After The Bar Kochba
When and where Bruriah was born is not made clear, however it is known that she was the wife of Rabbi Meir, student of Rabbi Akiva, who lived around the 2nd Century. The exact details of her life are not as well recorded as other Talmudic figures of her era and after it, but there are a handful of events that occurred during her lifetime. It is known that her parents were killed after the Bar Kochba revolt, martyred by the Roman Empire.
Despite these tragedies she pressed on, even initiating the rescue of her sister from slavery with the help of her husband. The passages that describe her character paint her as a person of wit and intellect, but also of compassion. When her husband was angered by the troublesome behavior of people in their neighborhood, praying for their deaths, she reminded him that a verse states that sins, not sinners, may disappear from the earth. She gently broke word to him of their children’s death during the Sabbath in a way that would not devastate him, and would also provide further insights into religious thought alongside him.
A Scholarly Legacy
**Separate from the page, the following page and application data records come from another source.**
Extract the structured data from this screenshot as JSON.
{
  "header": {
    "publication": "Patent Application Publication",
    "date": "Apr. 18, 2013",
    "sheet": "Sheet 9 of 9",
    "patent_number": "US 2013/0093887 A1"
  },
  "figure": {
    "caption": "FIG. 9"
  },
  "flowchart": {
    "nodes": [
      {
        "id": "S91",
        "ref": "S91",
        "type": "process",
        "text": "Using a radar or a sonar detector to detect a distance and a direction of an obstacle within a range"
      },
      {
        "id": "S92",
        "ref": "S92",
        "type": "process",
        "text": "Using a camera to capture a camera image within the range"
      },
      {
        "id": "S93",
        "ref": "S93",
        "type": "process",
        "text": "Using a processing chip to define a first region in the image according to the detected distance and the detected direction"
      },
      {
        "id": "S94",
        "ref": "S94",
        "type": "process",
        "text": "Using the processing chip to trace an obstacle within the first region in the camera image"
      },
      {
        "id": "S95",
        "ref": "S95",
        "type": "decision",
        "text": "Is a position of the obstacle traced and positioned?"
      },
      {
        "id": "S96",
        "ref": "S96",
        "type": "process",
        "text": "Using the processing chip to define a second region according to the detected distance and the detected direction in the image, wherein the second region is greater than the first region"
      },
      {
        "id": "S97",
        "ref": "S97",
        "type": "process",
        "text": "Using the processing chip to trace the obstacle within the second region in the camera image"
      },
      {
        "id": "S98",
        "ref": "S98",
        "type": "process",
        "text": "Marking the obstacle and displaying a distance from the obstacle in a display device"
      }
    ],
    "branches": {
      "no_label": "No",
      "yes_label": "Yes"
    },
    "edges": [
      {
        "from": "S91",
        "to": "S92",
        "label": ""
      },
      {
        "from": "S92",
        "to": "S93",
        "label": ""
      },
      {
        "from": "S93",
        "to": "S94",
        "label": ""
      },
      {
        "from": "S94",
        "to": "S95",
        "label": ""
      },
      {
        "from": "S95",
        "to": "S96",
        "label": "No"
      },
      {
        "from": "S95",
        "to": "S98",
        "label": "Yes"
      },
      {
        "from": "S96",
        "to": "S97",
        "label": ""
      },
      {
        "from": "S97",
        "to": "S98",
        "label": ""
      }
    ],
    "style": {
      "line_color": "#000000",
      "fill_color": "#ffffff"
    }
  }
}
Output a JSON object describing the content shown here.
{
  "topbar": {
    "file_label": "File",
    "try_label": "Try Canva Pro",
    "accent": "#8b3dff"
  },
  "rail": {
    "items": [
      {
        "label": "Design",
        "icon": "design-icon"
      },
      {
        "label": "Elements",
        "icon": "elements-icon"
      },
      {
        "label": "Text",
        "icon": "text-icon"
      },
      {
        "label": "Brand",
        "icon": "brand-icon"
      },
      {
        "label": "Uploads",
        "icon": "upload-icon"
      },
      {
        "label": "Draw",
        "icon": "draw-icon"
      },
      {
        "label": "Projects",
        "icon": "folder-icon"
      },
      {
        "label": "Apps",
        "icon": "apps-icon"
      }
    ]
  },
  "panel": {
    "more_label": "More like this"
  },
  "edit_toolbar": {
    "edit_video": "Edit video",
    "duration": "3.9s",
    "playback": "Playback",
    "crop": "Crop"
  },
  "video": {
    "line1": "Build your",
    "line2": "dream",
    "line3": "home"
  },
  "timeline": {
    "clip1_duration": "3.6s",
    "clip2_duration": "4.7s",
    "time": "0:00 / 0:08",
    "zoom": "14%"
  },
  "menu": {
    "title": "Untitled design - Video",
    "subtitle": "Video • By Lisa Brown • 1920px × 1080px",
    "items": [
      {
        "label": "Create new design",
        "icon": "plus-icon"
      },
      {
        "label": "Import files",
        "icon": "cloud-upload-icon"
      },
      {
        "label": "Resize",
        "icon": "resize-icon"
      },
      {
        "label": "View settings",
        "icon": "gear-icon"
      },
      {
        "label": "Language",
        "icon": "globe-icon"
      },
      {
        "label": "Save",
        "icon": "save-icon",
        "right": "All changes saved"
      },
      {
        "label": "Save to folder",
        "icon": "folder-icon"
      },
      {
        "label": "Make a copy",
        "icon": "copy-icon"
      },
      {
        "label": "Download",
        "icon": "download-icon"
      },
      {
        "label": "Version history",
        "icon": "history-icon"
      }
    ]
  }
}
Bruriah was an exemplar of intellect and wisdom, a compassionate woman who distinguished herself in the Gemara of the Talmud. Her legacy was somewhat muddied by a passage attributed to Rashi, where her own husband sent his friend to seduce her (which supposedly succeeded) to prove a point regarding a Talmudic statement, an act that is wholly out of character for Bruriah, Rabbi Meir, and even Rashi. In spite of this contentious excerpt, she remains a figure with important commentary in the Talmud. Maybe on future Jewish trips across the world, we can look further into her legacy as we visit locales of historic and cultural heritage.